[[ Supplied records, beginning ]]

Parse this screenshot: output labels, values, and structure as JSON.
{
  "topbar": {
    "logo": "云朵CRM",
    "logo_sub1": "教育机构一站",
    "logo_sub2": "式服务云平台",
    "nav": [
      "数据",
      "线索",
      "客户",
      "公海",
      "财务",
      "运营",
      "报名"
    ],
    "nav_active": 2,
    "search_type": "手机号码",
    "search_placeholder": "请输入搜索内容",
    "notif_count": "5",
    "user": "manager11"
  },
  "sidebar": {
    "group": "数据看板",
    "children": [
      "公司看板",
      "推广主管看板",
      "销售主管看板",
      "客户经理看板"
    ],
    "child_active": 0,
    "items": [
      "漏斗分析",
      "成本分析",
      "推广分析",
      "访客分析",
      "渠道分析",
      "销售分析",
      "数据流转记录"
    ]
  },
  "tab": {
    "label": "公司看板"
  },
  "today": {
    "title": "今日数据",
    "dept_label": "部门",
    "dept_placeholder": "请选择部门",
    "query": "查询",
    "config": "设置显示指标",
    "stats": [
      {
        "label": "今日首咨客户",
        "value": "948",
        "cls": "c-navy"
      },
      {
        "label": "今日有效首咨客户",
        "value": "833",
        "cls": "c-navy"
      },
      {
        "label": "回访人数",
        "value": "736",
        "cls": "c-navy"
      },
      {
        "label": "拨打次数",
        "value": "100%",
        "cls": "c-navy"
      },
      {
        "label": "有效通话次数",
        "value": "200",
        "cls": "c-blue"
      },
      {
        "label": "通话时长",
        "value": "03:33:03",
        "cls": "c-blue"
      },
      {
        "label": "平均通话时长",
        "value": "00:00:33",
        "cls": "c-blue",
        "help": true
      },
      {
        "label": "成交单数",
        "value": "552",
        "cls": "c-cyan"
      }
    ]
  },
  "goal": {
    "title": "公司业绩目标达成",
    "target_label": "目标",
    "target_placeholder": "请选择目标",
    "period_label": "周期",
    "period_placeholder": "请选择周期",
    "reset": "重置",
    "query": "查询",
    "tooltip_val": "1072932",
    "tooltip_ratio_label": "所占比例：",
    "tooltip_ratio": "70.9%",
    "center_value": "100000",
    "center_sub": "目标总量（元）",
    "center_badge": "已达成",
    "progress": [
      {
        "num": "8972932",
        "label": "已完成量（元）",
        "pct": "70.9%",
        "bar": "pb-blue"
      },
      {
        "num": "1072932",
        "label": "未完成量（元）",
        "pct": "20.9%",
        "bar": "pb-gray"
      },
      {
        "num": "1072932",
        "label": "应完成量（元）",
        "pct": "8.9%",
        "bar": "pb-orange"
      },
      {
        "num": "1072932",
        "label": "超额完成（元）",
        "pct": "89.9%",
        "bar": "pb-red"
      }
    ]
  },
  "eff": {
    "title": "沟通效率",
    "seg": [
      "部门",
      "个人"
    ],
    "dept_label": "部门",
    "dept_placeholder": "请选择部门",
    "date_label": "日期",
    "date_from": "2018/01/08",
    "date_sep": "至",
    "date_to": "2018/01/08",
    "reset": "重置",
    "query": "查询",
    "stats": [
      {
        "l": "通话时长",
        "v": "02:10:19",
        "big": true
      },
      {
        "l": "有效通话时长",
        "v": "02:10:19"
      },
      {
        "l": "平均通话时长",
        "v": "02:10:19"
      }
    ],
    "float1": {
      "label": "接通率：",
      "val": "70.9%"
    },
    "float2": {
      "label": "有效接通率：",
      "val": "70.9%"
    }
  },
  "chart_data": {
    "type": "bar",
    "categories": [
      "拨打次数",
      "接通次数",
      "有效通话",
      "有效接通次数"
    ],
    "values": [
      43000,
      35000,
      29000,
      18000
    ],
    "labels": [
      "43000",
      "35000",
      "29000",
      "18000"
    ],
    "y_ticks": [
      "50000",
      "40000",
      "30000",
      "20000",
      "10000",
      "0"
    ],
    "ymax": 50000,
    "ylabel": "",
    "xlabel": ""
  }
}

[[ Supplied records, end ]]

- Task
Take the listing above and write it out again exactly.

- The completed task
Parse this screenshot: output labels, values, and structure as JSON.
{
  "topbar": {
    "logo": "云朵CRM",
    "logo_sub1": "教育机构一站",
    "logo_sub2": "式服务云平台",
    "nav": [
      "数据",
      "线索",
      "客户",
      "公海",
      "财务",
      "运营",
      "报名"
    ],
    "nav_active": 2,
    "search_type": "手机号码",
    "search_placeholder": "请输入搜索内容",
    "notif_count": "5",
    "user": "manager11"
  },
  "sidebar": {
    "group": "数据看板",
    "children": [
      "公司看板",
      "推广主管看板",
      "销售主管看板",
      "客户经理看板"
    ],
    "child_active": 0,
    "items": [
      "漏斗分析",
      "成本分析",
      "推广分析",
      "访客分析",
      "渠道分析",
      "销售分析",
      "数据流转记录"
    ]
  },
  "tab": {
    "label": "公司看板"
  },
  "today": {
    "title": "今日数据",
    "dept_label": "部门",
    "dept_placeholder": "请选择部门",
    "query": "查询",
    "config": "设置显示指标",
    "stats": [
      {
        "label": "今日首咨客户",
        "value": "948",
        "cls": "c-navy"
      },
      {
        "label": "今日有效首咨客户",
        "value": "833",
        "cls": "c-navy"
      },
      {
        "label": "回访人数",
        "value": "736",
        "cls": "c-navy"
      },
      {
        "label": "拨打次数",
        "value": "100%",
        "cls": "c-navy"
      },
      {
        "label": "有效通话次数",
        "value": "200",
        "cls": "c-blue"
      },
      {
        "label": "通话时长",
        "value": "03:33:03",
        "cls": "c-blue"
      },
      {
        "label": "平均通话时长",
        "value": "00:00:33",
        "cls": "c-blue",
        "help": true
      },
      {
        "label": "成交单数",
        "value": "552",
        "cls": "c-cyan"
      }
    ]
  },
  "goal": {
    "title": "公司业绩目标达成",
    "target_label": "目标",
    "target_placeholder": "请选择目标",
    "period_label": "周期",
    "period_placeholder": "请选择周期",
    "reset": "重置",
    "query": "查询",
    "tooltip_val": "1072932",
    "tooltip_ratio_label": "所占比例：",
    "tooltip_ratio": "70.9%",
    "center_value": "100000",
    "center_sub": "目标总量（元）",
    "center_badge": "已达成",
    "progress": [
      {
        "num": "8972932",
        "label": "已完成量（元）",
        "pct": "70.9%",
        "bar": "pb-blue"
      },
      {
        "num": "1072932",
        "label": "未完成量（元）",
        "pct": "20.9%",
        "bar": "pb-gray"
      },
      {
        "num": "1072932",
        "label": "应完成量（元）",
        "pct": "8.9%",
        "bar": "pb-orange"
      },
      {
        "num": "1072932",
        "label": "超额完成（元）",
        "pct": "89.9%",
        "bar": "pb-red"
      }
    ]
  },
  "eff": {
    "title": "沟通效率",
    "seg": [
      "部门",
      "个人"
    ],
    "dept_label": "部门",
    "dept_placeholder": "请选择部门",
    "date_label": "日期",
    "date_from": "2018/01/08",
    "date_sep": "至",
    "date_to": "2018/01/08",
    "reset": "重置",
    "query": "查询",
    "stats": [
      {
        "l": "通话时长",
        "v": "02:10:19",
        "big": true
      },
      {
        "l": "有效通话时长",
        "v": "02:10:19"
      },
      {
        "l": "平均通话时长",
        "v": "02:10:19"
      }
    ],
    "float1": {
      "label": "接通率：",
      "val": "70.9%"
    },
    "float2": {
      "label": "有效接通率：",
      "val": "70.9%"
    }
  },
  "chart_data": {
    "type": "bar",
    "categories": [
      "拨打次数",
      "接通次数",
      "有效通话",
      "有效接通次数"
    ],
    "values": [
      43000,
      35000,
      29000,
      18000
    ],
    "labels": [
      "43000",
      "35000",
      "29000",
      "18000"
    ],
    "y_ticks": [
      "50000",
      "40000",
      "30000",
      "20000",
      "10000",
      "0"
    ],
    "ymax": 50000,
    "ylabel": "",
    "xlabel": ""
  }
}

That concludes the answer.